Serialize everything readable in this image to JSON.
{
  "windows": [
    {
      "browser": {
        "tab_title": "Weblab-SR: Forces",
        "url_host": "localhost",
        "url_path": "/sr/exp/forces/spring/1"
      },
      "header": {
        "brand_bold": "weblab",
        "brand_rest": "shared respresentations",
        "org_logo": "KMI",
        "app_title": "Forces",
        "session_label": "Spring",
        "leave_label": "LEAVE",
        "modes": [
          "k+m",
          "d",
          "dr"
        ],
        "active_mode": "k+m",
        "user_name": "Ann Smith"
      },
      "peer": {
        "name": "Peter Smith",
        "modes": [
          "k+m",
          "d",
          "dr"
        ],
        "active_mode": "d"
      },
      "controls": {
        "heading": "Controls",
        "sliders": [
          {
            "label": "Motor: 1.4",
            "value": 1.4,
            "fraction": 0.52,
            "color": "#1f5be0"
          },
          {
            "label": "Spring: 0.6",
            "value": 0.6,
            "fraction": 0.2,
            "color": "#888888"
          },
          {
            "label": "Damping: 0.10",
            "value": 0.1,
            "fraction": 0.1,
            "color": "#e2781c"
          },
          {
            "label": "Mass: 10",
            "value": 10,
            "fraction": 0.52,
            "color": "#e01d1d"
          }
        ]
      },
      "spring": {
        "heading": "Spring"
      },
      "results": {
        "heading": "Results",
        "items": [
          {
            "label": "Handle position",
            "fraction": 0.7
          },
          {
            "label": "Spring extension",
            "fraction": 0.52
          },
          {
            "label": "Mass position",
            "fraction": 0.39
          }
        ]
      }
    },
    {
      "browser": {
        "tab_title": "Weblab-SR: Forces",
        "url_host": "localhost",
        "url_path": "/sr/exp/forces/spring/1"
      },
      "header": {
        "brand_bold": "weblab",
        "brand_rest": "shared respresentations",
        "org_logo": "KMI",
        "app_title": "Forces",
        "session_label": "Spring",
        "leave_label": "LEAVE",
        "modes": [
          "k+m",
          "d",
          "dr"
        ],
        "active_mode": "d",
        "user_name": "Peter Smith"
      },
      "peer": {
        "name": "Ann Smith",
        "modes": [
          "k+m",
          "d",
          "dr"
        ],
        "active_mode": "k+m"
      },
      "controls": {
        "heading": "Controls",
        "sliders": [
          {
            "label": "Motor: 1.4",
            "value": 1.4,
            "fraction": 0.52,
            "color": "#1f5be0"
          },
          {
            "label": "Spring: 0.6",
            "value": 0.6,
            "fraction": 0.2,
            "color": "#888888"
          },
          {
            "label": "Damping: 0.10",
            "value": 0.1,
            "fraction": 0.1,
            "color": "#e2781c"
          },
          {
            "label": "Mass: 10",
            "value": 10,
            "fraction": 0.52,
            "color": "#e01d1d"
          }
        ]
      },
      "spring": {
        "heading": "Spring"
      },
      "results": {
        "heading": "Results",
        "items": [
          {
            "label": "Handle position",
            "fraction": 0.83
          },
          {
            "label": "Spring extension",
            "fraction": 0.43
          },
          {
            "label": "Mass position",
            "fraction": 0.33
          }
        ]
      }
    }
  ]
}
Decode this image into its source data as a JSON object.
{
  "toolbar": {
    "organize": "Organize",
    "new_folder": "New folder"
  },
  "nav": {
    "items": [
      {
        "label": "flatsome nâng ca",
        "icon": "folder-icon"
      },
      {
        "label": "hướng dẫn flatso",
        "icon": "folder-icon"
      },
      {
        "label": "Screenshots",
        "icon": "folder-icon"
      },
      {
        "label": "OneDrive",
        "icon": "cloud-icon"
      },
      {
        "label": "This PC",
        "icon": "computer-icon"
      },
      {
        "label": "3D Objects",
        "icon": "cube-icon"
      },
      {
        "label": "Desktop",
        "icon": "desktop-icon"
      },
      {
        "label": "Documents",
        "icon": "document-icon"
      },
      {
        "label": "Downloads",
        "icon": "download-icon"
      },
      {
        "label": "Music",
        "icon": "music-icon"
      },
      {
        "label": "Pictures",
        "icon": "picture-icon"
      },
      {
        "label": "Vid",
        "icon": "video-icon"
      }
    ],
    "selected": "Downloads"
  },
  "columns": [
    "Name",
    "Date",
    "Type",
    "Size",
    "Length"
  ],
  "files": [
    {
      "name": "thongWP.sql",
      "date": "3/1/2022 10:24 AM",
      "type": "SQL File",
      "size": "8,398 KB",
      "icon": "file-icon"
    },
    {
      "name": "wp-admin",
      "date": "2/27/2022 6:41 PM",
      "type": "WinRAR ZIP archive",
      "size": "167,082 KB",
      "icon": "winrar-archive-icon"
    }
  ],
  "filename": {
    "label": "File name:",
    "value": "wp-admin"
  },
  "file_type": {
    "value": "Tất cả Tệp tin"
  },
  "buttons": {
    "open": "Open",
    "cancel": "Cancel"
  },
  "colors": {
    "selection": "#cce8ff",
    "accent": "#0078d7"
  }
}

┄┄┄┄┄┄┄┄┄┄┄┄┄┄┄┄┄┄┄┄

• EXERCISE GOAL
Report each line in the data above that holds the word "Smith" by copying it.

• RESPONSE AREA
        "user_name": "Ann Smith"
        "name": "Peter Smith",
        "user_name": "Peter Smith"
        "name": "Ann Smith",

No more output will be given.